It’s so easy to tell when a design has been put through a committee instead of having one person in charge of a design. In all of my experience in designing by committee the focus seems to get lost. Everybody feels they have to have input and a piece of the design. Let’s face it, we all think differently. The designer may have a great idea but it can get messed up by a committee of people with different ideas.
A perfect example of “Design by committee” is the recent redesign of the Vancouver Canucks’ uniforms. It looks as though it started out as a good idea but went sideways before it was completed. They got some things right and somethings terribly wrong.
Here is what I think the conversation sounded like when the committee got together to decide what to do…
Member #1: “We really should go back to the vintage color style of the uniforms. Everybody seems to love the blue/green/white by looking at our jersey sales. The vintage jerseys are outselling our current version. Plus, the color represents the west coast so much better.”
Committee Head: “I like the color, but we can’t get rid of the constipated whale logo. Even though an Orca in need of a laxative has nothing to do with a Canuck, we have to keep it. The ownership group is Orca Bay so we have to keep it.”

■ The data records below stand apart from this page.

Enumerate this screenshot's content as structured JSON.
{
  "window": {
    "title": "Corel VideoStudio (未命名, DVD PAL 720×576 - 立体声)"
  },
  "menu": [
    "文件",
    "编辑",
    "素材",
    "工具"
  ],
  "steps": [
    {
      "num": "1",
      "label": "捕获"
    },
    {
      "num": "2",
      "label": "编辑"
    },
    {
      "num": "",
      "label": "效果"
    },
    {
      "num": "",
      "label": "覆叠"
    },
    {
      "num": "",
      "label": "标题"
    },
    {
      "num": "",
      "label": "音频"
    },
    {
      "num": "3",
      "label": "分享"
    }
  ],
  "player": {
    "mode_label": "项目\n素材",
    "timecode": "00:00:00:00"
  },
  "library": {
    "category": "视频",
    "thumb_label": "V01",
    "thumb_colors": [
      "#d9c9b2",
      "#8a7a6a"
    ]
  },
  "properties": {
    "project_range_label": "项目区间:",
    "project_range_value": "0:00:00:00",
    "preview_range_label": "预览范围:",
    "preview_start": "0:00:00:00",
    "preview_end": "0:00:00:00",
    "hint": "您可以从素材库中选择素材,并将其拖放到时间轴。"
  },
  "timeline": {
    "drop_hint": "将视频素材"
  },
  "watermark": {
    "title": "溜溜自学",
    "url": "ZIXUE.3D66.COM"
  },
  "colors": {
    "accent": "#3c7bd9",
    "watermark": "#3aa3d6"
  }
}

Member #1: “But the color of the whale logo is all wrong for the vintage color scheme. It just won’t work.”
Committee Head: “How about we change the color of the constipated whale so it’s just blue, black and white? I know it will look all washed out but it will work, I think.”
Member #3: “Wait! We should put the vintage logo on the jersey and get rid of the whale.”
Committee Head: “We absolutely cannot get rid of the whale. Corporate will not go for that even though our fans like the vintage logo so much better.”
Member #3: “Then we should put the vintage logo on each shoulder. There’s lots of room on the jerseys for us to clutter it up.”
Committee Head: “Good idea. We wouldn’t want to have a focussed logo so let’s have two.”
Member #4: “With the Olympics coming in 2010 we’re going to have a lot of tourists visiting Vancouver. We really need to put “Vancouver” somewhere on the jerseys so all of these people can buy our hockey jersey and say ‘We’ve been in Vancouver.’ ”
Committee Head: “That’s a fantastic idea. What a great way to add more clutter. Plus, our fans are so dumb they probably don’t know they live in Vancouver. How smart can they be when they liked the vintage jerseys instead of the version we’ve had for the past ten years that we spent so much money on designing? Decision made. Meeting adjourned.”
All of this is a perfect example of a ‘kludge’ (or alternatively ‘kluge’) which is defined by the Oxford English Dictionary as:
“An ill-assorted collection of poorly matching parts, forming a distressing whole.”
By the way, this redesign cost the team $1 million.